“Our first duty is to the people of Côte d'Ivoire. We have an obligation to remain firm and unified, and to signal to Africa's peoples that our commitment to our principles is real,” said the Secretary-General.

“We must preserve our unified position, act together, and stand firm against Mr. Gbagbo's attempt to hang on to power through the use of force,” he added.

Mr. Ban called for concrete action to remove the siege on the Golf Hotel and other obstructions to the work of the United Nations in Côte d'Ivoire. Mr. Ouattara and his entourage have set up base in the Golf Hotel in Abidjan, where they are protected by the UN peacekeepers.

The Secretary-General a legitimate government, when established in Côte d'Ivoire, must have the full support of the international community to effectively address social and economic challenges, promote reconciliation, and uphold human rights and justice.

He said the AU's proposed High-Level Panel on Côte d'Ivoire should work in close coordination with the UN in all aspects and in every stage of the process. “In this regard, the UN is prepared to provide a senior official to work with the team of experts that will support the Panel,” he said.

Mr. Ban voiced deep concern over hostile actions ordered by Mr. Gbagbo against UN peacekeepers.

He stressed that the UN peacekeeping force known by its French acronym as UNOCI, has a clear mandate from earlier peace agreements which were signed by then president Gbagbo himself and other Ivorian leaders to protect Mr. Ouattara and the Prime Minister.

“Regrettably, since 16 December, regular and irregular forces loyal to Mr. Gbagbo have obstructed movement of our peacekeepers, cut their fuel and other vital life support supplies, used live fire against them and blockaded the Golf Hotel.

“I am also deeply concerned about the deteriorating human rights and humanitarian situation,” Mr. Ban said, noting that more 260 people have been killed in violent incidents since mid-December.

More than 30,000 Ivorians have fled to neighbouring countries which could result in regional instability, and more than 17,000 have been displaced internally, with more people on the move, the Secretary-General said.

Mass graves have also been reported, and UN human rights staff have been denied access to the sites.

“All those responsible for grave acts against the Ivorian people and UN peacekeepers must be brought to justice and held responsible for their crimes,” said the Secretary-General.

Earlier today in Addis Ababa, Mr. Ban met with a delegation of the Economic Commission of West African States (ECOWAS) and underlined his deep concern over the continuing post-election crisis in Côte d'Ivoire and the deadlock's impact on security and development prospects for the country.

At the meeting with the delegation, which comprised Henry Ajumogobia, the Foreign Minister of Nigeria, and James Victor Gbeho, the President of the ECOWAS Commission, Mr. Ban commended the West African bloc for its efforts to find a peaceful solution to the political uncertainty in Côte d'Ivoire and thanked the organization for its leadership on the issue.

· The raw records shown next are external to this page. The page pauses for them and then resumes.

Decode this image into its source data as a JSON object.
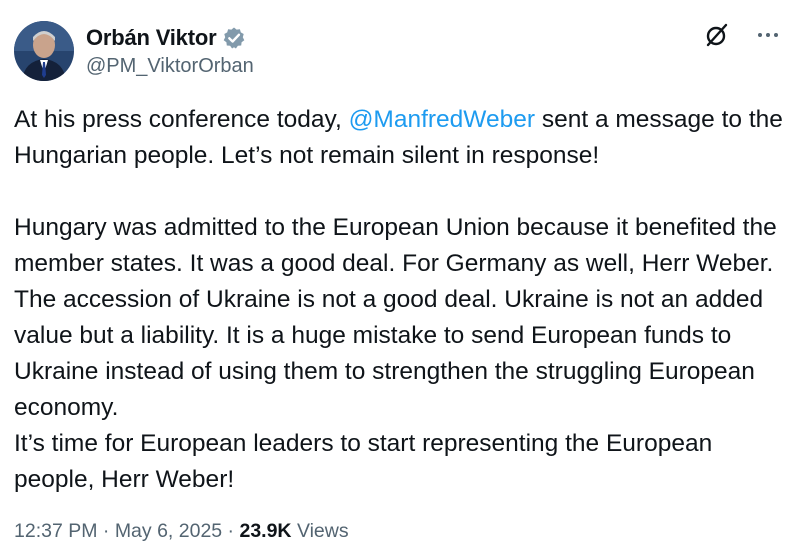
{
  "author": {
    "display_name": "Orbán Viktor",
    "handle": "@PM_ViktorOrban",
    "verified_icon": "verified-badge-icon",
    "avatar_icon": "avatar"
  },
  "actions": {
    "grok_icon": "grok-icon",
    "more_icon": "more-dots-icon"
  },
  "tweet": {
    "p1_before": "At his press conference today, ",
    "p1_mention": "@ManfredWeber",
    "p1_after": " sent a message to the Hungarian people. Let’s not remain silent in response!",
    "p2": "Hungary was admitted to the European Union because it benefited the member states. It was a good deal. For Germany as well, Herr Weber. The accession of Ukraine is not a good deal. Ukraine is not an added value but a liability. It is a huge mistake to send European funds to Ukraine instead of using them to strengthen the struggling European economy.",
    "p3": "It’s time for European leaders to start representing the European people, Herr Weber!"
  },
  "meta": {
    "time": "12:37 PM",
    "sep1": " · ",
    "date": "May 6, 2025",
    "sep2": " · ",
    "views_count": "23.9K",
    "views_label": " Views"
  },
  "colors": {
    "mention": "#1d9bf0",
    "secondary_text": "#536471",
    "verified": "#829aab"
  }
}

“The Secretary-General stressed the importance for the United Nations, ECOWAS and the African Union to preserve their principled and unified position,” said a statement issued by the spokesperson of the Secretary-General.

Mr. Ban also welcomed the decision by the African Union Peace and Security Council to reaffirm previous decisions of ECOWAS and the African Union and reiterate its support for the work of the UN.

Côte d'Ivoire has been in turmoil since early December when Mr. Gbagbo refused leave office despite Mr. Ouattara's UN-certified victory in November's run-off election.